Modern vaccine is prepared by infecting calves with vaccinia virus (smallpox virus repeatedly passaged in calves and having as a result all the properties of cowpox virus). The contents of an infected calfs pockmarks are ground and mixed with glycerin, which kills foreign microorganisms without destroying the vaccinia virus. Special regulations set forth the main requirements for the production, control, and storage of smallpox vaccine.

The introduction of vaccination in public health practice sharply lowered the incidence of smallpox. However, vaccination is not compulsory in many countries. According to regulations now in effect in the USSR, all children are vaccinated at the age of one or two years or earlier if there is the threat of an epidemic.

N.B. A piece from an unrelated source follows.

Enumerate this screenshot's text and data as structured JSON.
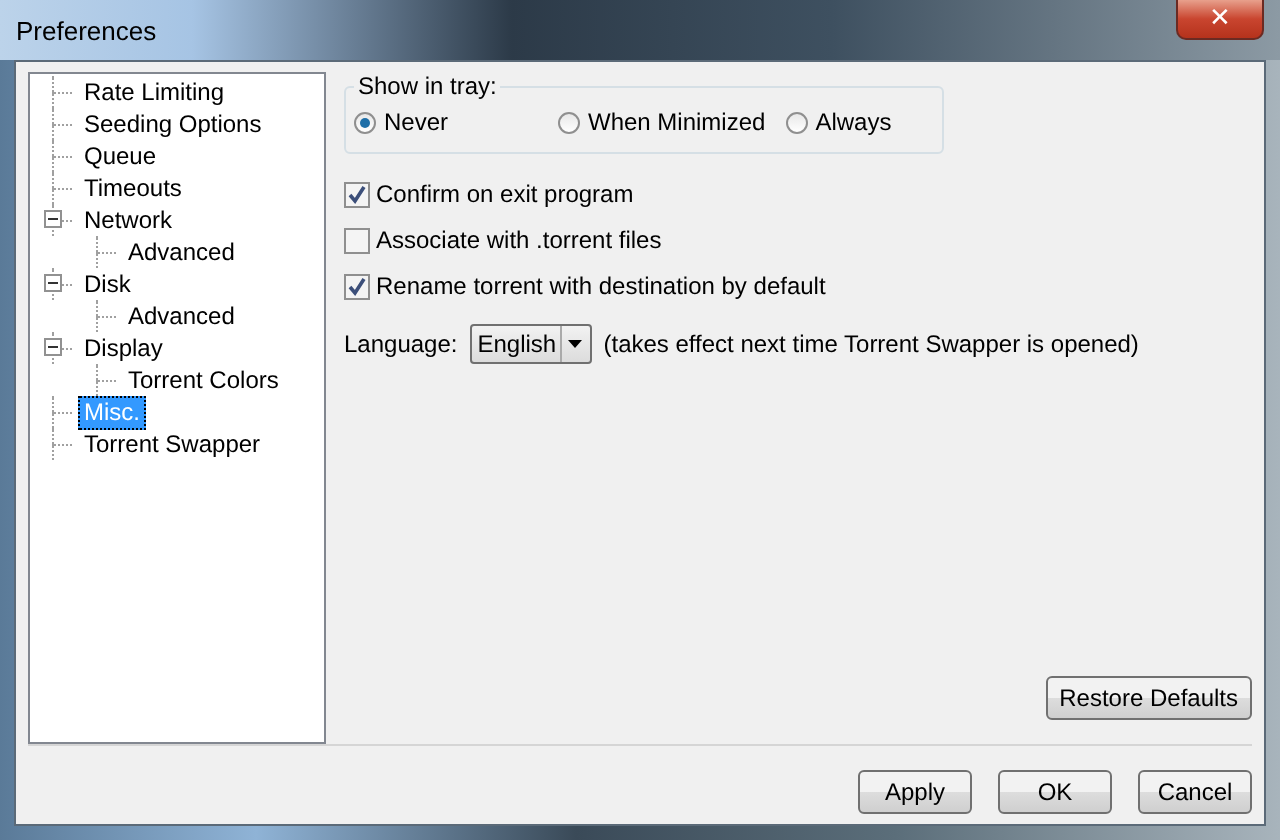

Vaccination is repeated at the ages of eight and 16; medical personnel, communal service personnel, and some other groups are revaccinated every five years thereafter. Travelers to countries where smallpox exists or persons who have come in contact with those suffering from the disease must also be vaccinated. Vaccination is performed epicutaneously: the skin is disinfected, vaccine applied, and the skin scarified. Bathing is forbidden until the crust falls off. If the skin remains smooth and a scar does not form, the vaccination is considered unsuccessful and is repeated. A vaccination sometimes has severe side effects such as fever, pronounced local reddening, and edema, which soon pass spontaneously. Antivariolic gamma globulin is used if there are complications, which rarely occur.


What does it mean when you dream about vaccination?

Vaccination in a dream can relate to sickness in one’s waking life. Perhaps feeling the need to protect oneself from a particular situation or the influence of others. Could also be a sexual symbol. (See also Illness, Needle, Syringe).


Inoculation of viral or bacterial organisms or antigens to produce immunity in the recipient.
References in periodicals archive ?
An urgent catch-up vaccination program may be necessary to prevent future outbreaks.
Public health chiefs in Wirral have launched a catch-up vaccination programme,offering booster jabs to children aged between six months and four years on April 1, 2003.
There will also be a two-year catch-up vaccination campaign starting in autumn 2009 for girls up to 18, Edwina Hart, the Welsh health minister has revealed.